Requirement -
Report back every line from the entries below in which the word "Output" occurs.

Collection entries
BEGIN
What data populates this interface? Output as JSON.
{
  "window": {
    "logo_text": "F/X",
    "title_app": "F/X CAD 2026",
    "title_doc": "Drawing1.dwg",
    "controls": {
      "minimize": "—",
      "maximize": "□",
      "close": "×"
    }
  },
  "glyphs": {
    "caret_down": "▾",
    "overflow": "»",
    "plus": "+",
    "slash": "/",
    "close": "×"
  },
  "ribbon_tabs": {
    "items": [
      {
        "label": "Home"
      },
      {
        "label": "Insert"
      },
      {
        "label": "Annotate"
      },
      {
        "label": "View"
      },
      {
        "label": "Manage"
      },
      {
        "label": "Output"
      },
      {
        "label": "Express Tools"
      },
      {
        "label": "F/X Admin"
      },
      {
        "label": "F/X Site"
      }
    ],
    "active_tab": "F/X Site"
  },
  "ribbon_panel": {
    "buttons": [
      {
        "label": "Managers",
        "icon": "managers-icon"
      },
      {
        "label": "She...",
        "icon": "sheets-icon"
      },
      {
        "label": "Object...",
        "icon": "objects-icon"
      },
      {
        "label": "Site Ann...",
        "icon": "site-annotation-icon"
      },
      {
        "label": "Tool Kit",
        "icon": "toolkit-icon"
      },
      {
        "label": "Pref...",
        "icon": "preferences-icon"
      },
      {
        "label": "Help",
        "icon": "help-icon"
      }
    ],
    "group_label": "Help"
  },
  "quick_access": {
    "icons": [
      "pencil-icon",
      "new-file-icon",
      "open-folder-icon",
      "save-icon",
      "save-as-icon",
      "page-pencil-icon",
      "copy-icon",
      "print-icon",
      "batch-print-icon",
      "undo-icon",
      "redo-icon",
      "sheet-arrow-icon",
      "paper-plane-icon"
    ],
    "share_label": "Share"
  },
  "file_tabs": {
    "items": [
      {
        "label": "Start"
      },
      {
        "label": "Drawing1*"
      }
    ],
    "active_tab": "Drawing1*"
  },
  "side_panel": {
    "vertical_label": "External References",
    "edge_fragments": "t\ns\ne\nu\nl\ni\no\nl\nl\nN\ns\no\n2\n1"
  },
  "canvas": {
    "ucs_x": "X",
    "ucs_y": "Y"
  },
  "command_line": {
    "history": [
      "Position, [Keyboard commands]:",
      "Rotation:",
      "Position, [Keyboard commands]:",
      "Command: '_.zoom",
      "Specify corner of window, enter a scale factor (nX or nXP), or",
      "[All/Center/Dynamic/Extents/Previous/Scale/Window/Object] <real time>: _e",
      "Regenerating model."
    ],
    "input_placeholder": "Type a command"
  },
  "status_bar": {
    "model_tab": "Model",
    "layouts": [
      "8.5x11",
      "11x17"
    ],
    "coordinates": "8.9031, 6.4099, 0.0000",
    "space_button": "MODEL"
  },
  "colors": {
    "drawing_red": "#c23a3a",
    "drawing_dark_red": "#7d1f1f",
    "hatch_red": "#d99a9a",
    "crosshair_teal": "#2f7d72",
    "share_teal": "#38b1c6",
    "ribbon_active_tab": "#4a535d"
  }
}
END
Solution to the exercise -
What data populates this interface? Output as JSON.
        "label": "Output"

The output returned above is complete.